The Last HITB Security Conference in Malaysia

Hands-on Technical Trainings - 13th & 14th October

http://conference.hitb.org/hitbsecconf2014kul/#tile_schedule

Triple-Track Conference - 15th & 16th October

http://conference.hitb.org/hitbsecconf2014kul/conference-speakers/

 

Capture the Flag - 15th & 16th October

http://conference.hitb.org/hitbsecconf2014kul/capture-the-flag/

HackWEEKDAY - 15th & 16th October

http://conference.hitb.org/hitbsecconf2014kul/hackweekday/

CommSec Village - 15th & 16th October

http://conference.hitb.org/hitbsecconf2014kul/commsec-village/

REGISTER ONLINE NOW

Wary of Bitcoin? A guide to some other cryptocurrencies

http://cdn.arstechnica.net/wp-content/uploads/2013/05/bitcoin_feature-640x426.jpg

It might have passed you by, but an essential part of the Internet's infrastructure took a heavy knock last week. The Silk Road—you know, the website where you can buy any drug imaginable—was subjected to a series of distributed denial of service (DDoS) attacks.

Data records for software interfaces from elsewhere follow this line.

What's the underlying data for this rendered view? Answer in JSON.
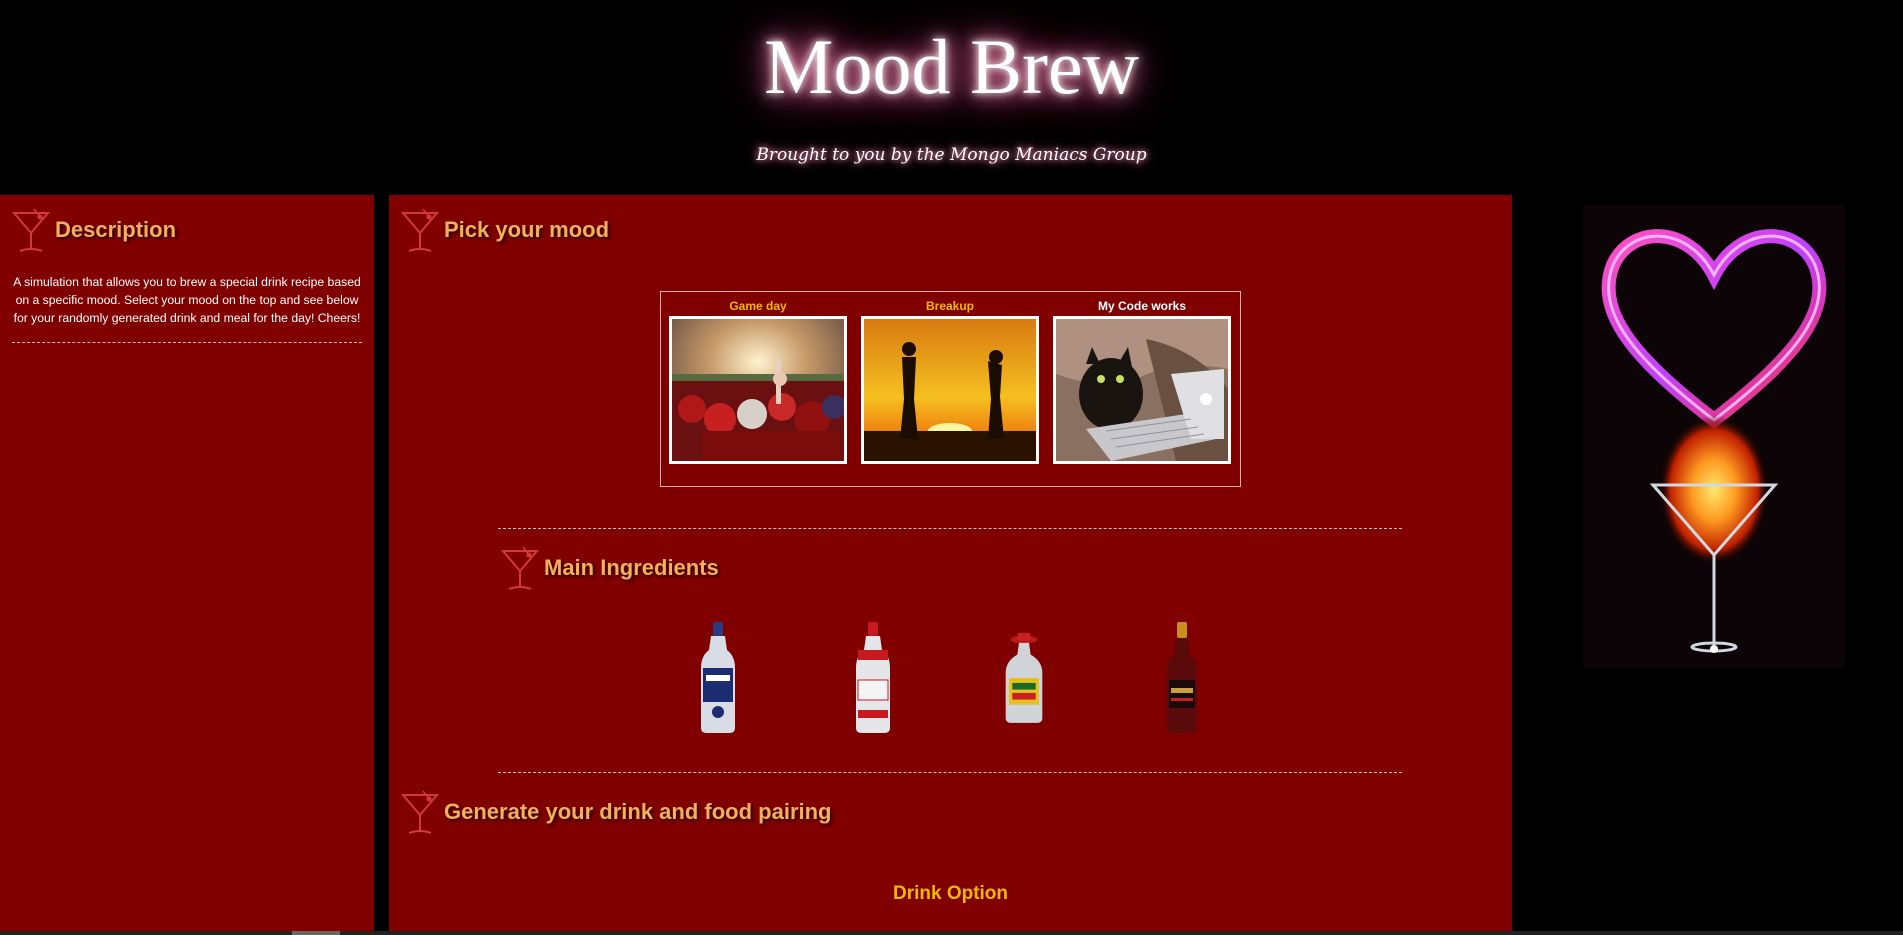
{
  "header": {
    "title": "Mood Brew",
    "subtitle": "Brought to you by the Mongo Maniacs Group"
  },
  "sidebar": {
    "heading": "Description",
    "text": "A simulation that allows you to brew a special drink recipe based on a specific mood. Select your mood on the top and see below for your randomly generated drink and meal for the day! Cheers!"
  },
  "main": {
    "mood_heading": "Pick your mood",
    "moods": [
      {
        "label": "Game day",
        "color": "#f0b800"
      },
      {
        "label": "Breakup",
        "color": "#f0b800"
      },
      {
        "label": "My Code works",
        "color": "#ffffff"
      }
    ],
    "ingredients_heading": "Main Ingredients",
    "ingredients": [
      "vodka-bottle-blue",
      "vodka-bottle-red",
      "tequila-bottle",
      "rum-bottle"
    ],
    "generate_heading": "Generate your drink and food pairing",
    "drink_option_label": "Drink Option"
  },
  "colors": {
    "panel": "#800000",
    "heading": "#f0b05c",
    "accent": "#f0b800",
    "background": "#000000"
  }
}
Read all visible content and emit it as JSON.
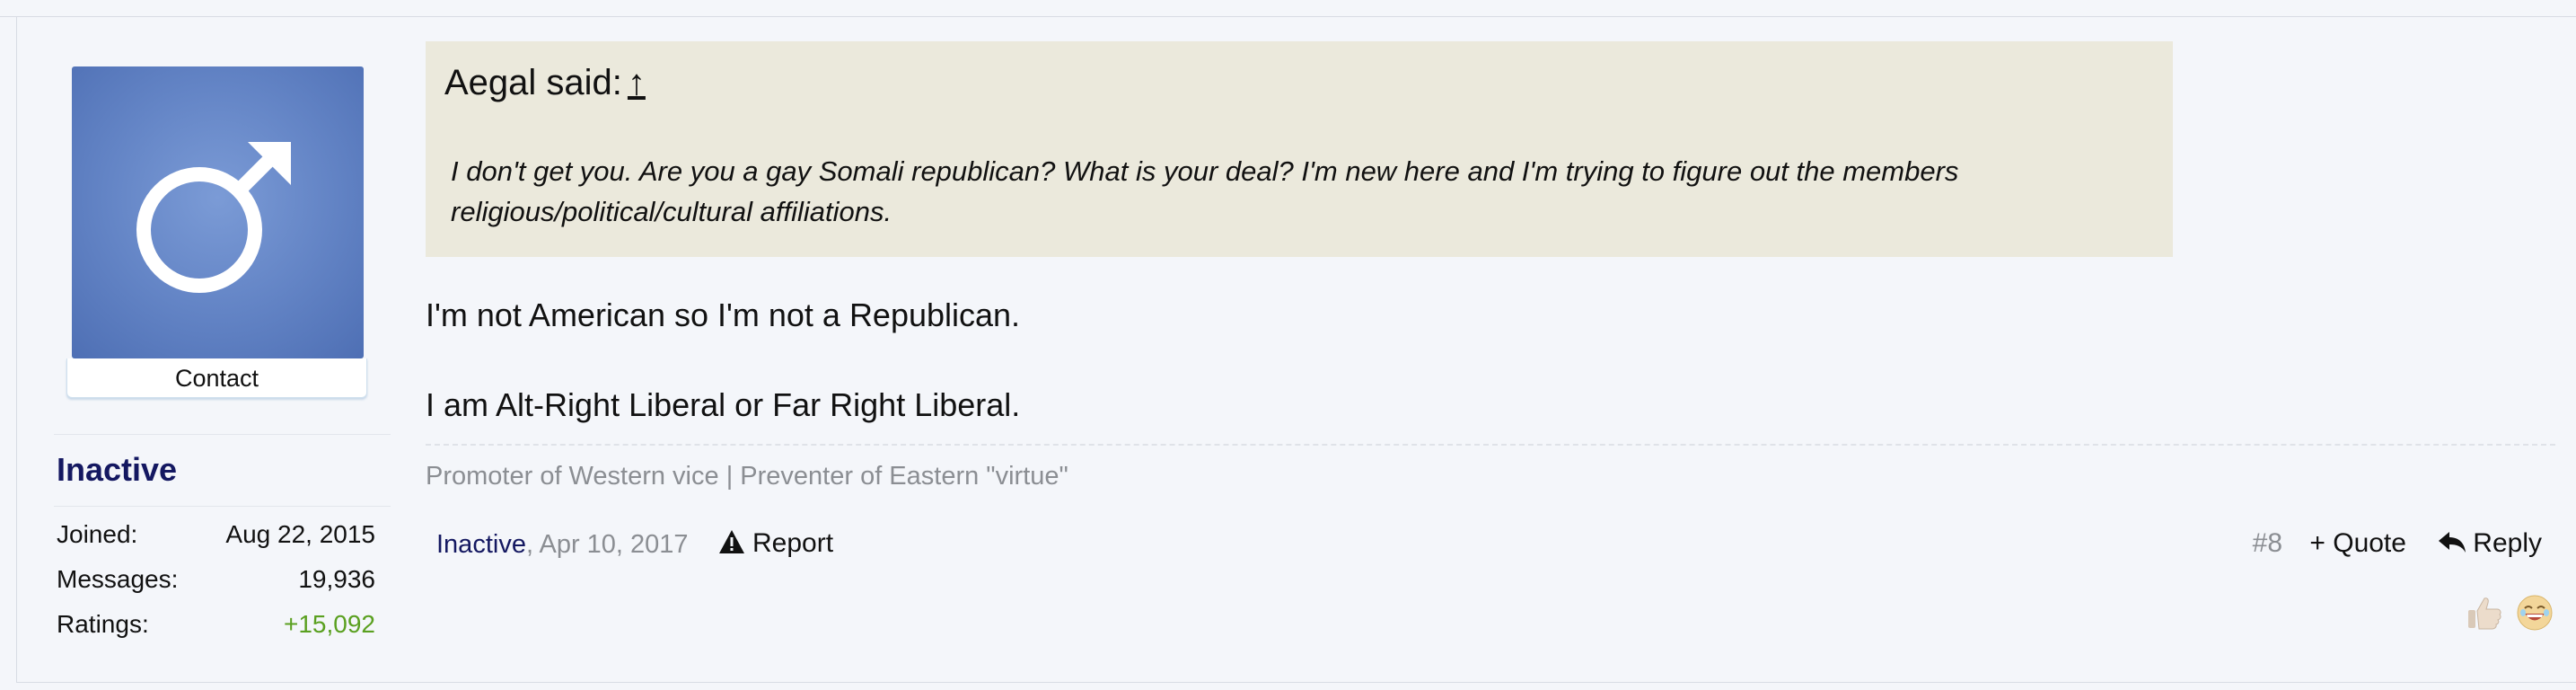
{
  "user": {
    "avatar_icon": "male-symbol-icon",
    "contact_label": "Contact",
    "name": "Inactive",
    "stats": [
      {
        "label": "Joined:",
        "value": "Aug 22, 2015"
      },
      {
        "label": "Messages:",
        "value": "19,936"
      },
      {
        "label": "Ratings:",
        "value": "+15,092"
      }
    ]
  },
  "quote": {
    "author_said": "Aegal said:",
    "jump_arrow": "↑",
    "text": "I don't get you. Are you a gay Somali republican? What is your deal? I'm new here and I'm trying to figure out the members religious/political/cultural affiliations."
  },
  "message": {
    "lines": [
      "I'm not American so I'm not a Republican.",
      "I am Alt-Right Liberal or Far Right Liberal."
    ]
  },
  "signature": "Promoter of Western vice | Preventer of Eastern \"virtue\"",
  "footer": {
    "author": "Inactive",
    "separator": ",",
    "date": "Apr 10, 2017",
    "report_label": "Report",
    "post_number": "#8",
    "quote_label": "+ Quote",
    "reply_label": "Reply"
  },
  "ratings_icons": [
    "thumbs-up-icon",
    "laughing-face-icon"
  ],
  "colors": {
    "username": "#141861",
    "ratings_positive": "#5aa020",
    "quote_background": "#ebe9dc",
    "avatar_blue": "#6485c6",
    "muted_text": "#8b8e93"
  }
}
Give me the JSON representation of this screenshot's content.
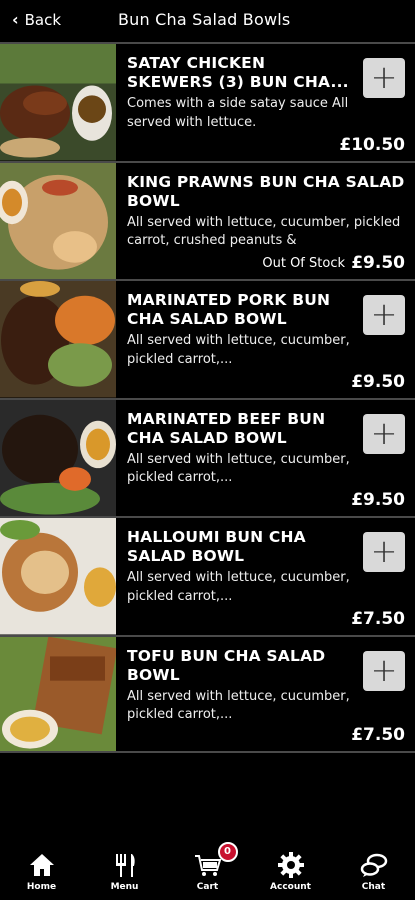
{
  "header": {
    "back_label": "Back",
    "title": "Bun Cha Salad Bowls"
  },
  "items": [
    {
      "name": "SATAY CHICKEN SKEWERS (3) BUN CHA...",
      "desc": "Comes with a side satay sauce All served with lettuce.",
      "price": "£10.50",
      "add": "+"
    },
    {
      "name": "KING PRAWNS BUN CHA SALAD BOWL",
      "desc": "All served with lettuce, cucumber, pickled carrot, crushed peanuts &",
      "price": "£9.50",
      "status": "Out Of Stock"
    },
    {
      "name": "MARINATED PORK BUN CHA SALAD BOWL",
      "desc": "All served with lettuce, cucumber, pickled carrot,...",
      "price": "£9.50",
      "add": "+"
    },
    {
      "name": "MARINATED BEEF BUN CHA SALAD BOWL",
      "desc": "All served with lettuce, cucumber, pickled carrot,...",
      "price": "£9.50",
      "add": "+"
    },
    {
      "name": "HALLOUMI BUN CHA SALAD BOWL",
      "desc": "All served with lettuce, cucumber, pickled carrot,...",
      "price": "£7.50",
      "add": "+"
    },
    {
      "name": "TOFU BUN CHA SALAD BOWL",
      "desc": "All served with lettuce, cucumber, pickled carrot,...",
      "price": "£7.50",
      "add": "+"
    }
  ],
  "nav": {
    "home": "Home",
    "menu": "Menu",
    "cart": "Cart",
    "cart_count": "0",
    "account": "Account",
    "chat": "Chat"
  },
  "colors": {
    "badge": "#c8102e",
    "add_button": "#d9d9d9",
    "divider": "#4a4a4a"
  }
}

Calling the Silk Road "essential" might seem an exaggeration, but it isn't if you're one of its many regular users. The same goes if you're a regular user of Bitcoin—its journey to mainstream acceptance began with the Silk Road, as it's perfect for anonymous, untraceable transactions (as long as you're careful not to make your identity obvious, of course).

Right now, Bitcoin is undeniably a mainstream currency, even if it is not necessarily popular in the sense of being used by a significant proportion of society. But it is viewed as a legitimate method of payment, and a legitimate asset, by the people who matter in these issues—CNBC has it as a ticker on its website, for example, and there's a Bitcoin hedge fund in Malta.